I'll See You and Raise You Two

Constance Bennett, the lady with the large eyes, was born October 22, 1904.  Born into an acting family, she was the older sister of Joan Bennett who appeared with Bob in Three Live Ghosts (1929).  Constance was the highest-paid actress in the movies in 1931 when she made The Easiest Way.  A strong-willed independent lady who would later establish successful clothing and cosmetics businesses, Constance was an accomplished poker player ... kinda fitting.  

           Bob and Constance Bennett ... one good-looking couple!

                            Bob, Constance and Adolphe Menjou

 Love the caption for the above photo, used in a vintage movie magazine:  It took all three stars to save the old worn-out plot of  "The Easiest Way."   Ouch!

Tuesday, October 18, 2016

Ah, Brian, What Happened to that Gorgeous Hair?! (Hmm...kinda like Bob's.)

Brian Aherne was handsome, debonair and instantly likeable on the screen.  A successful actor in both movies and the theater, Aherne was a longtime friend of depressive George Sanders (no mean accomplishment) about whom he wrote the excellent biography, "A Dreadful Man: A Personal Intimate Book About George Sanders." 
                          What Every Woman Knows (1934)


 Aherne was also a pilot and owned his own plane.  A multi-talented gent was he.  And, following a Bette Davis theme for the week, was quoted as saying, "Surely nobody but a mother could have loved Bette Davis at the height of her career."  
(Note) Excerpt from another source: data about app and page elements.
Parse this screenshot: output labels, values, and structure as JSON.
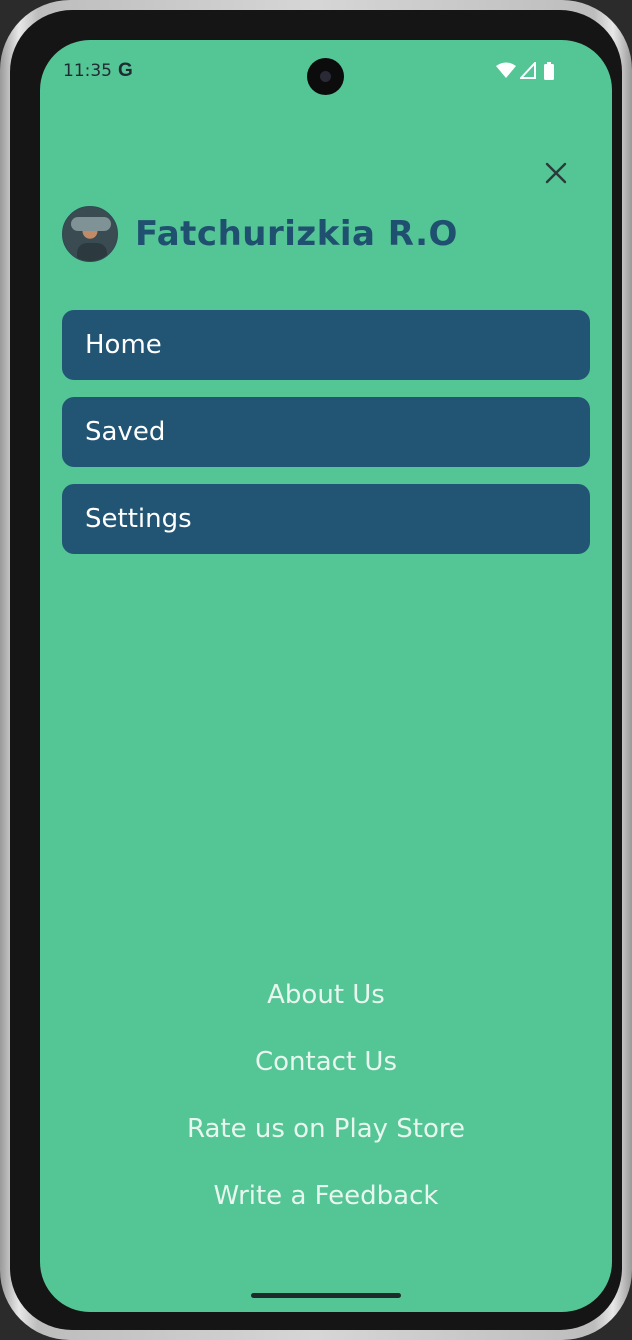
{
  "status_bar": {
    "time": "11:35",
    "g_label": "G",
    "icons": [
      "wifi-icon",
      "signal-icon",
      "battery-icon"
    ]
  },
  "drawer": {
    "close_icon": "close-icon",
    "user_name": "Fatchurizkia R.O",
    "menu_items": [
      {
        "label": "Home"
      },
      {
        "label": "Saved"
      },
      {
        "label": "Settings"
      }
    ],
    "footer_links": [
      {
        "label": "About Us"
      },
      {
        "label": "Contact Us"
      },
      {
        "label": "Rate us on Play Store"
      },
      {
        "label": "Write a Feedback"
      }
    ]
  },
  "colors": {
    "background": "#54c595",
    "menu_item": "#225474",
    "name_text": "#20506f",
    "footer_text": "#e8f6ef"
  }
}
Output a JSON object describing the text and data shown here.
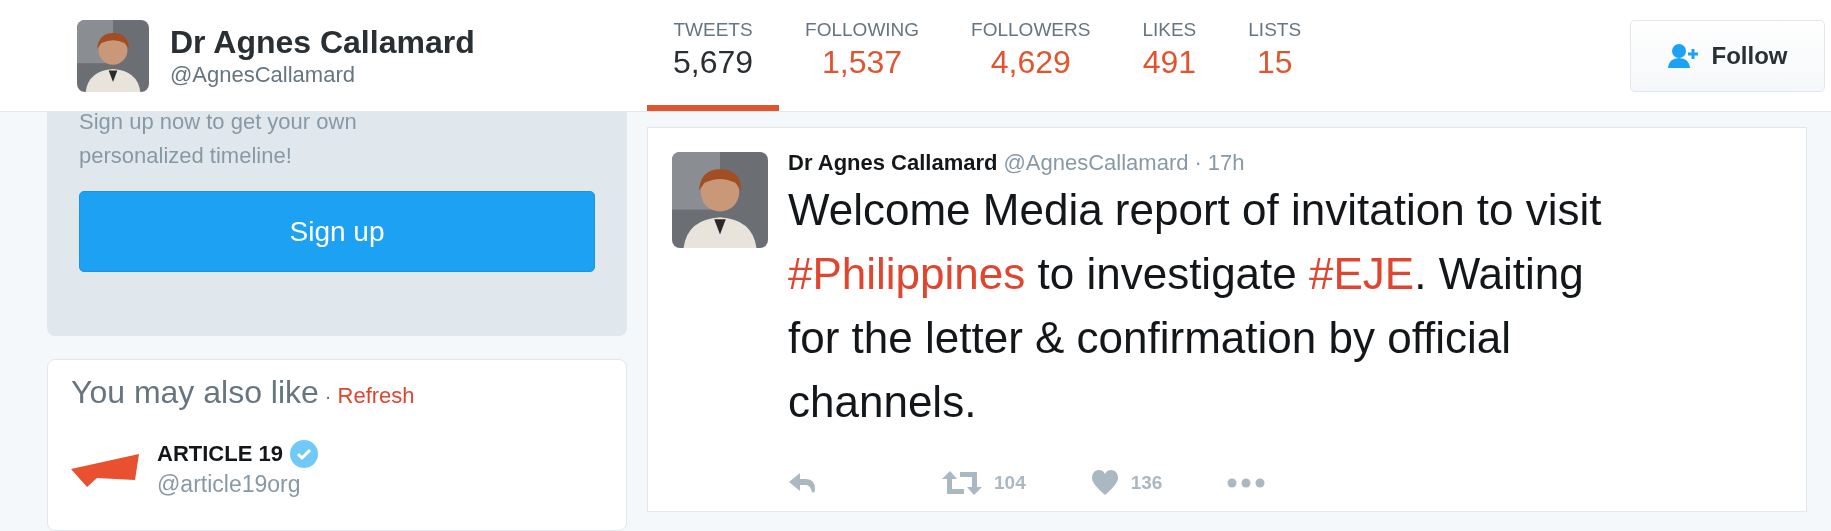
{
  "profile": {
    "name": "Dr Agnes Callamard",
    "handle": "@AgnesCallamard"
  },
  "stats": [
    {
      "label": "TWEETS",
      "value": "5,679",
      "selected": true
    },
    {
      "label": "FOLLOWING",
      "value": "1,537",
      "selected": false
    },
    {
      "label": "FOLLOWERS",
      "value": "4,629",
      "selected": false
    },
    {
      "label": "LIKES",
      "value": "491",
      "selected": false
    },
    {
      "label": "LISTS",
      "value": "15",
      "selected": false
    }
  ],
  "follow_button": {
    "label": "Follow"
  },
  "signup_card": {
    "text": "Sign up now to get your own personalized timeline!",
    "button": "Sign up"
  },
  "suggestions": {
    "title": "You may also like",
    "separator": "·",
    "refresh": "Refresh",
    "accounts": [
      {
        "name": "ARTICLE 19",
        "handle": "@article19org",
        "verified": true
      }
    ]
  },
  "tweet": {
    "name": "Dr Agnes Callamard",
    "handle": "@AgnesCallamard",
    "separator": "·",
    "time": "17h",
    "segments": [
      {
        "kind": "text",
        "text": "Welcome Media report of invitation to visit "
      },
      {
        "kind": "hashtag",
        "text": "#Philippines"
      },
      {
        "kind": "text",
        "text": " to investigate "
      },
      {
        "kind": "hashtag",
        "text": "#EJE"
      },
      {
        "kind": "text",
        "text": ". Waiting for the letter & confirmation by official channels."
      }
    ],
    "actions": [
      {
        "kind": "reply"
      },
      {
        "kind": "retweet",
        "count": "104"
      },
      {
        "kind": "like",
        "count": "136"
      },
      {
        "kind": "more"
      }
    ]
  }
}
Thursday, October 13, 2016

Bob and Bette on the Same Stage ...Amazing!

Bob and Bette Davis were not exactly good friends, but they were both pros ... and would not let anything as minor as a personal animosity get in the way of making a film.  They even shared a few moments of enjoyment on the set of June Bride, or at least that is how it appears with a camera on them.  In the photo below, Bette is smiling at Bob ...

and later she can't keep a straight face over whatever Bob is doing off camera. 

Yeah, definitely pros at their business.  Which leads me to the classic clip of Bob playing a joke on Bette.  You can see it here at 4:17 into the clip.  Now just what could he have done for Bette to react that way.  Ah, the possibilities.  I love Bob's snort at the very end. 

Tuesday, October 11, 2016

The Many Sides of Ray Milland

Ray the Lover ...
             Ray and Dorothy Lamour in The Jungle Princess (1936)

Ray the Adventurer .... 
          Robert Preston, Gary Cooper and Ray in Beau Geste (1939)

and Ray the Drunk.
                                 The Lost Weekend (1945)

Thursday, October 06, 2016

Petticoat Fever with an Italian Twist

I have never seen any of Bob's movies in any language besides English.  Of course his movies were released worldwide, and that northeastern English voice was dubbed in many languages when originally released.  Would love to hear some of the voices used and the effect they would have on the Montgomery persona. 

And, of course, the herald used to advertise the movie would be translated as well.  Petticoat Fever was no doubt a challenge to translate.  In Italian the movie's name becomes finalmente una donna! or Finally a Woman!  A rather more understandable title.

Fortunately, no translation or changes were needed for the montages used in the herald.

And that outfit Bob wore with the mukluks ... funny in any language.